--- EXERCISE AIM ---
Pull every line that includes the word "JSON" from the data.

☆ ☆ ☆ ☆ ☆ ☆ ☆

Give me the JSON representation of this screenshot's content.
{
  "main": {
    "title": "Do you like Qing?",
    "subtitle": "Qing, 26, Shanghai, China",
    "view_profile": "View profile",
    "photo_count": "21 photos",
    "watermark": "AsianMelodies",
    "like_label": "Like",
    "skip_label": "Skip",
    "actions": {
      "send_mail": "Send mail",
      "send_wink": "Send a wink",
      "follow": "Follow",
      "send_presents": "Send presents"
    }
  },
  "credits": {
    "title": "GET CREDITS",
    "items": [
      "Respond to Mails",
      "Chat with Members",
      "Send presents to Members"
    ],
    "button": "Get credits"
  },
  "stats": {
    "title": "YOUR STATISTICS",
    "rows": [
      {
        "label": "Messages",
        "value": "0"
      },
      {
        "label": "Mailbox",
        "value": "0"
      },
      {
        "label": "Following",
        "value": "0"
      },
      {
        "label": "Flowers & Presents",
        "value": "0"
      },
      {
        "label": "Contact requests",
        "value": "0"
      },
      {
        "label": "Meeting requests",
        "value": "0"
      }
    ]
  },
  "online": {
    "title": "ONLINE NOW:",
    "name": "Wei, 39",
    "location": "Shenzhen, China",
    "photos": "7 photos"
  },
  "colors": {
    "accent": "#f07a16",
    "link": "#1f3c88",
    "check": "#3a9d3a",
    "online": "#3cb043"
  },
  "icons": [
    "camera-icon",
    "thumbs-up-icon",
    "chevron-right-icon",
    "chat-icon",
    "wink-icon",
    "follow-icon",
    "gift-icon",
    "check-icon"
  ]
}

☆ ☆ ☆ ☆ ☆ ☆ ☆

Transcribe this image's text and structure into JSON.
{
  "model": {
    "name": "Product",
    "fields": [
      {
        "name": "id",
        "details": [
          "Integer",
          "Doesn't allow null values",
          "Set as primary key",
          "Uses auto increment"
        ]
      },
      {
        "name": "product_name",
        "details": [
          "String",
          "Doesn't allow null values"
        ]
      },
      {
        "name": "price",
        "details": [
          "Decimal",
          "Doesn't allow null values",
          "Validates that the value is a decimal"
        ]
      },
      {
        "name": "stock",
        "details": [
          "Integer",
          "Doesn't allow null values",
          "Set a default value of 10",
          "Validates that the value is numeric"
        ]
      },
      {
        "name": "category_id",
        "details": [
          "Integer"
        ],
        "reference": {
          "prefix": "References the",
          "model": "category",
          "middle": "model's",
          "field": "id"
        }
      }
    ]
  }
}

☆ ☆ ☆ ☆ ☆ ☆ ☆

--- EXERCISE OUTPUT ---
Give me the JSON representation of this screenshot's content.
Transcribe this image's text and structure into JSON.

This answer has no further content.